▸ **WORK REQUIRED**: The response has to be every entry, printed word for word.
[SUPPLIED ENTRIES]
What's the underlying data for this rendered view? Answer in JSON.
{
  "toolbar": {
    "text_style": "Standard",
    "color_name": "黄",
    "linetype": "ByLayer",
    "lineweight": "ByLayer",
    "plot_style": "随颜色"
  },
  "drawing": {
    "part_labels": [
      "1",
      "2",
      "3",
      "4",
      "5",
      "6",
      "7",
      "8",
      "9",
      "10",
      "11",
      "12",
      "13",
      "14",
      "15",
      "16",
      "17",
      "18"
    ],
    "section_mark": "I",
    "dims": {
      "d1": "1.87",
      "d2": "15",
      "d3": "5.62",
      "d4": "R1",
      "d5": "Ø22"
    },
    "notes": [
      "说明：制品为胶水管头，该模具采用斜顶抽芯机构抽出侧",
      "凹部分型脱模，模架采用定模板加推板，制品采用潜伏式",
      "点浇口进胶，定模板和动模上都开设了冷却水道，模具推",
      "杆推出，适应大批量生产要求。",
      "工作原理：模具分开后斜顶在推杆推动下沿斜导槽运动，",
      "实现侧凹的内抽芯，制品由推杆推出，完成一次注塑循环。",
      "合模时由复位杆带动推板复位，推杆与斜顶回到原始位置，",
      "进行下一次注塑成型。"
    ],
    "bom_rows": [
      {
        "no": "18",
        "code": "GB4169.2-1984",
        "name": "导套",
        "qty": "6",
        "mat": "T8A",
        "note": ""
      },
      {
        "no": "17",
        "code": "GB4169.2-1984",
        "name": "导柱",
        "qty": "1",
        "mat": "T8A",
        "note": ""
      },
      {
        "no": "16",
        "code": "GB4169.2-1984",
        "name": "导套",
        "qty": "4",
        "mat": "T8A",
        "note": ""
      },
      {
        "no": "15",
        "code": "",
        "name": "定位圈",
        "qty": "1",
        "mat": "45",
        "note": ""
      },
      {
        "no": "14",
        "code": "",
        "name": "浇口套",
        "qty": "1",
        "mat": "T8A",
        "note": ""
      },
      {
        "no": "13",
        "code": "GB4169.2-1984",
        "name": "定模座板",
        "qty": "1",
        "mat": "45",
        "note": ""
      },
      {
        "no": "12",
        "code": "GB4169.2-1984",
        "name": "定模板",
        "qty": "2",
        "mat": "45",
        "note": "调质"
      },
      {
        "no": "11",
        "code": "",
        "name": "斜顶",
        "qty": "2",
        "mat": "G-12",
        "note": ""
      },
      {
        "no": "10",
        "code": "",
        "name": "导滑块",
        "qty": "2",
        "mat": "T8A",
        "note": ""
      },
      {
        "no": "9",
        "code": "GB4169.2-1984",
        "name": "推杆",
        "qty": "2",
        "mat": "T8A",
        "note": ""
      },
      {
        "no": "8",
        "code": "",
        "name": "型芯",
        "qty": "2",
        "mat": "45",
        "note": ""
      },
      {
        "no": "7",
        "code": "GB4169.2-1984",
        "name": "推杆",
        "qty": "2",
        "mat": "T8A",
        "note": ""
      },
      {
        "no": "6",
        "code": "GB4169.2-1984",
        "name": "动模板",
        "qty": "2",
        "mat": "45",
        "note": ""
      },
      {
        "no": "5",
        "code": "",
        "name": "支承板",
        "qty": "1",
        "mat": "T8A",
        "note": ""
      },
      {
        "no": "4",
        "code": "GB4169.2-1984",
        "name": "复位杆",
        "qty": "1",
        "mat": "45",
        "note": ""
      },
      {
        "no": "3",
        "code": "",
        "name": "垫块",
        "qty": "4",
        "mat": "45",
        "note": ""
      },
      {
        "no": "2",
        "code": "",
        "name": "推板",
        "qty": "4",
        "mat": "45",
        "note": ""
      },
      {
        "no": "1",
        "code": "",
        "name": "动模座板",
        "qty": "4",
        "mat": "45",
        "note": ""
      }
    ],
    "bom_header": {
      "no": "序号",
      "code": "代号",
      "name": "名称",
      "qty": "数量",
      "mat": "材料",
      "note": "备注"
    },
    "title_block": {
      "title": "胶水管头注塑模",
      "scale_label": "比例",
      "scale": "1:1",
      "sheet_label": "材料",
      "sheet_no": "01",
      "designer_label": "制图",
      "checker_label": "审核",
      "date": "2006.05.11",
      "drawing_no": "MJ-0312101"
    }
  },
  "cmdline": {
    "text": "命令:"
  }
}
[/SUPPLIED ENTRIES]
▸ **RESULT FOR THIS EXERCISE**:
What's the underlying data for this rendered view? Answer in JSON.
{
  "toolbar": {
    "text_style": "Standard",
    "color_name": "黄",
    "linetype": "ByLayer",
    "lineweight": "ByLayer",
    "plot_style": "随颜色"
  },
  "drawing": {
    "part_labels": [
      "1",
      "2",
      "3",
      "4",
      "5",
      "6",
      "7",
      "8",
      "9",
      "10",
      "11",
      "12",
      "13",
      "14",
      "15",
      "16",
      "17",
      "18"
    ],
    "section_mark": "I",
    "dims": {
      "d1": "1.87",
      "d2": "15",
      "d3": "5.62",
      "d4": "R1",
      "d5": "Ø22"
    },
    "notes": [
      "说明：制品为胶水管头，该模具采用斜顶抽芯机构抽出侧",
      "凹部分型脱模，模架采用定模板加推板，制品采用潜伏式",
      "点浇口进胶，定模板和动模上都开设了冷却水道，模具推",
      "杆推出，适应大批量生产要求。",
      "工作原理：模具分开后斜顶在推杆推动下沿斜导槽运动，",
      "实现侧凹的内抽芯，制品由推杆推出，完成一次注塑循环。",
      "合模时由复位杆带动推板复位，推杆与斜顶回到原始位置，",
      "进行下一次注塑成型。"
    ],
    "bom_rows": [
      {
        "no": "18",
        "code": "GB4169.2-1984",
        "name": "导套",
        "qty": "6",
        "mat": "T8A",
        "note": ""
      },
      {
        "no": "17",
        "code": "GB4169.2-1984",
        "name": "导柱",
        "qty": "1",
        "mat": "T8A",
        "note": ""
      },
      {
        "no": "16",
        "code": "GB4169.2-1984",
        "name": "导套",
        "qty": "4",
        "mat": "T8A",
        "note": ""
      },
      {
        "no": "15",
        "code": "",
        "name": "定位圈",
        "qty": "1",
        "mat": "45",
        "note": ""
      },
      {
        "no": "14",
        "code": "",
        "name": "浇口套",
        "qty": "1",
        "mat": "T8A",
        "note": ""
      },
      {
        "no": "13",
        "code": "GB4169.2-1984",
        "name": "定模座板",
        "qty": "1",
        "mat": "45",
        "note": ""
      },
      {
        "no": "12",
        "code": "GB4169.2-1984",
        "name": "定模板",
        "qty": "2",
        "mat": "45",
        "note": "调质"
      },
      {
        "no": "11",
        "code": "",
        "name": "斜顶",
        "qty": "2",
        "mat": "G-12",
        "note": ""
      },
      {
        "no": "10",
        "code": "",
        "name": "导滑块",
        "qty": "2",
        "mat": "T8A",
        "note": ""
      },
      {
        "no": "9",
        "code": "GB4169.2-1984",
        "name": "推杆",
        "qty": "2",
        "mat": "T8A",
        "note": ""
      },
      {
        "no": "8",
        "code": "",
        "name": "型芯",
        "qty": "2",
        "mat": "45",
        "note": ""
      },
      {
        "no": "7",
        "code": "GB4169.2-1984",
        "name": "推杆",
        "qty": "2",
        "mat": "T8A",
        "note": ""
      },
      {
        "no": "6",
        "code": "GB4169.2-1984",
        "name": "动模板",
        "qty": "2",
        "mat": "45",
        "note": ""
      },
      {
        "no": "5",
        "code": "",
        "name": "支承板",
        "qty": "1",
        "mat": "T8A",
        "note": ""
      },
      {
        "no": "4",
        "code": "GB4169.2-1984",
        "name": "复位杆",
        "qty": "1",
        "mat": "45",
        "note": ""
      },
      {
        "no": "3",
        "code": "",
        "name": "垫块",
        "qty": "4",
        "mat": "45",
        "note": ""
      },
      {
        "no": "2",
        "code": "",
        "name": "推板",
        "qty": "4",
        "mat": "45",
        "note": ""
      },
      {
        "no": "1",
        "code": "",
        "name": "动模座板",
        "qty": "4",
        "mat": "45",
        "note": ""
      }
    ],
    "bom_header": {
      "no": "序号",
      "code": "代号",
      "name": "名称",
      "qty": "数量",
      "mat": "材料",
      "note": "备注"
    },
    "title_block": {
      "title": "胶水管头注塑模",
      "scale_label": "比例",
      "scale": "1:1",
      "sheet_label": "材料",
      "sheet_no": "01",
      "designer_label": "制图",
      "checker_label": "审核",
      "date": "2006.05.11",
      "drawing_no": "MJ-0312101"
    }
  },
  "cmdline": {
    "text": "命令:"
  }
}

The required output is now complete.